Trusting the U.S. would be "a big mistake," said Supreme Leader Ayatollah Ali Khamenei, insisting that cooperation with America goes "against the independence" of Iran.
There has been no formal talk of a joint fight or even cooperation between Iran and the United States against ISIS. Nevertheless, Khamenei's remarks were somewhat ironic since the war against ISIS has put Americans and Iranians in close proximity.
In Iraq, Iran's powerful Revolutionary Guards are on the ground, helping Shiite militiamen and Iraqi forces in their offensive on Fallujah, an ISIS stronghold west of Baghdad. A U.S.-led airstrike campaign is also backing that battle.
But Khamenei said that despite the nuclear deal which went into effect this year, Iran has "many small and big enemies, but foremost among them are America," Britain and Israel.

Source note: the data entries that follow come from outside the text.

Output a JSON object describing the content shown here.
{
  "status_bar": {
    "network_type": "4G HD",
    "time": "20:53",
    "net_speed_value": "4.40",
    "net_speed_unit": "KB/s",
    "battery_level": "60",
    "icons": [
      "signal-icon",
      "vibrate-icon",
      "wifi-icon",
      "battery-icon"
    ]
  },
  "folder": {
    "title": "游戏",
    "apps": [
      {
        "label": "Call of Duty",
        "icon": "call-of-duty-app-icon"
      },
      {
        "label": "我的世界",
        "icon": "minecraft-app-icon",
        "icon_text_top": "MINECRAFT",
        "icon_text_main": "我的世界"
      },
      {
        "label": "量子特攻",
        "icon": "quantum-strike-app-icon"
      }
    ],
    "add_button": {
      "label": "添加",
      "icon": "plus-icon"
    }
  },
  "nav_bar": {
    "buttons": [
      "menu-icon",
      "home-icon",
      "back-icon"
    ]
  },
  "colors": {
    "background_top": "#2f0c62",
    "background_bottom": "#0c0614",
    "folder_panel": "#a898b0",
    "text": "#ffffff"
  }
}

He spoke at a ceremony marking the 27th anniversary of the death of Ayatollah Ruhollah Khomeini, the leader of the 1979 Islamic Revolution that brought hard-line clerics to power and ousted the U.S.-backed Shah Mohammad Reza Pahlavi.
Tens of thousands of Iranians attended the ceremony in Tehran while state TV broadcast Khamenei's 90-minute speech live.
The deal with world powers eased Tehran's isolation from the international community and removed many economic sanctions in exchange for Iran curtailing its nuclear program.
But the agreement, struck in 2015 with moderate President Hassan Rouhani's administration, has been assailed by Iranian hard-liners, and in the months since its implementation, Iran has conducted missile tests criticized by the U.S., as well as aired footage on state television of an underground missile base.
In Syria, Shiite power Iran is a top backer of President Bashar Assad, along with Russia. Tehran has deployed what it says are military advisers to support the Syrian government and has had casualties in the conflict, though it denies the presence of Iranian combat troops.
Meanwhile, the U.S. and its Western allies, along with most Gulf Arab nations, back the Syrian rebels fighting to topple Assad.